- _Exercise instructions_
Keep the images out while you retype all of the data exactly.

- _Data section_
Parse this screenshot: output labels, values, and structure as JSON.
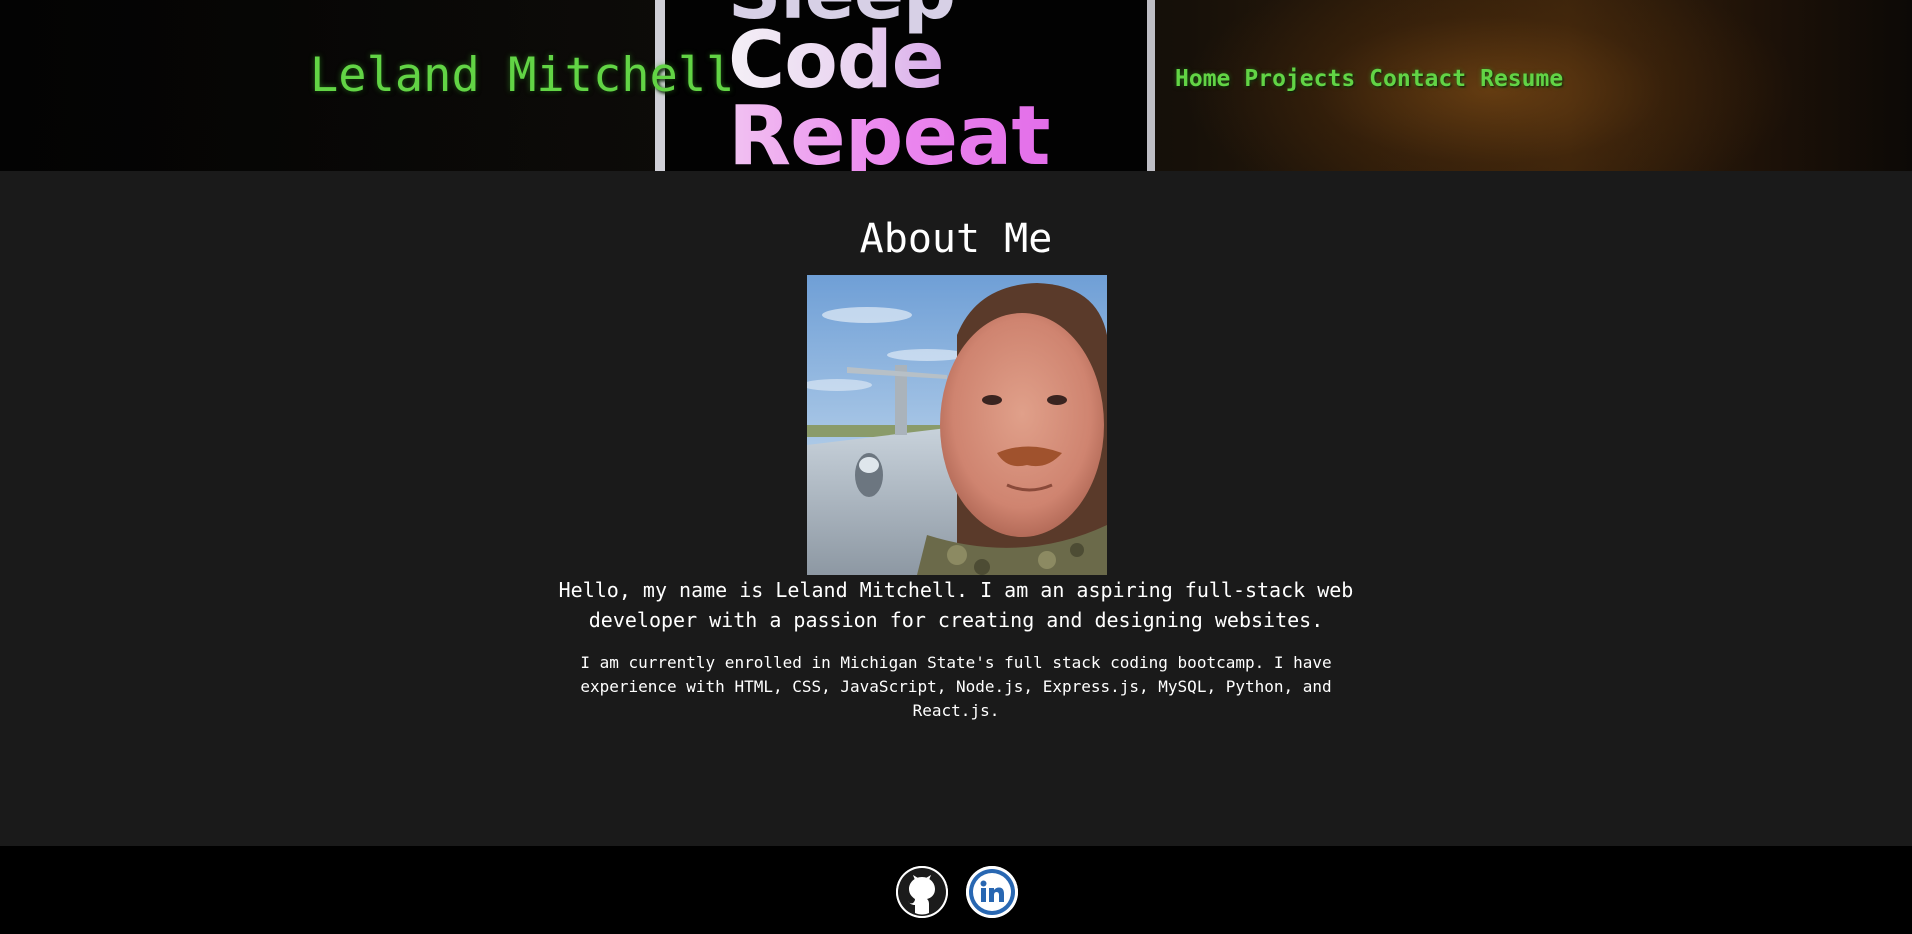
{
  "header": {
    "site_title": "Leland Mitchell",
    "background_image": {
      "line_1": "Sleep",
      "line_2": "Code",
      "line_3": "Repeat"
    },
    "nav": [
      {
        "label": "Home"
      },
      {
        "label": "Projects"
      },
      {
        "label": "Contact"
      },
      {
        "label": "Resume"
      }
    ]
  },
  "about": {
    "heading": "About Me",
    "intro": "Hello, my name is Leland Mitchell. I am an aspiring full-stack web developer with a passion for creating and designing websites.",
    "details": "I am currently enrolled in Michigan State's full stack coding bootcamp. I have experience with HTML, CSS, JavaScript, Node.js, Express.js, MySQL, Python, and React.js."
  },
  "footer": {
    "social": [
      {
        "icon": "github-icon"
      },
      {
        "icon": "linkedin-icon"
      }
    ]
  },
  "colors": {
    "accent_green": "#62d445",
    "main_background": "#1a1a1a",
    "footer_background": "#000000",
    "linkedin_blue": "#2867b2"
  }
}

- _Result_
Parse this screenshot: output labels, values, and structure as JSON.
{
  "header": {
    "site_title": "Leland Mitchell",
    "background_image": {
      "line_1": "Sleep",
      "line_2": "Code",
      "line_3": "Repeat"
    },
    "nav": [
      {
        "label": "Home"
      },
      {
        "label": "Projects"
      },
      {
        "label": "Contact"
      },
      {
        "label": "Resume"
      }
    ]
  },
  "about": {
    "heading": "About Me",
    "intro": "Hello, my name is Leland Mitchell. I am an aspiring full-stack web developer with a passion for creating and designing websites.",
    "details": "I am currently enrolled in Michigan State's full stack coding bootcamp. I have experience with HTML, CSS, JavaScript, Node.js, Express.js, MySQL, Python, and React.js."
  },
  "footer": {
    "social": [
      {
        "icon": "github-icon"
      },
      {
        "icon": "linkedin-icon"
      }
    ]
  },
  "colors": {
    "accent_green": "#62d445",
    "main_background": "#1a1a1a",
    "footer_background": "#000000",
    "linkedin_blue": "#2867b2"
  }
}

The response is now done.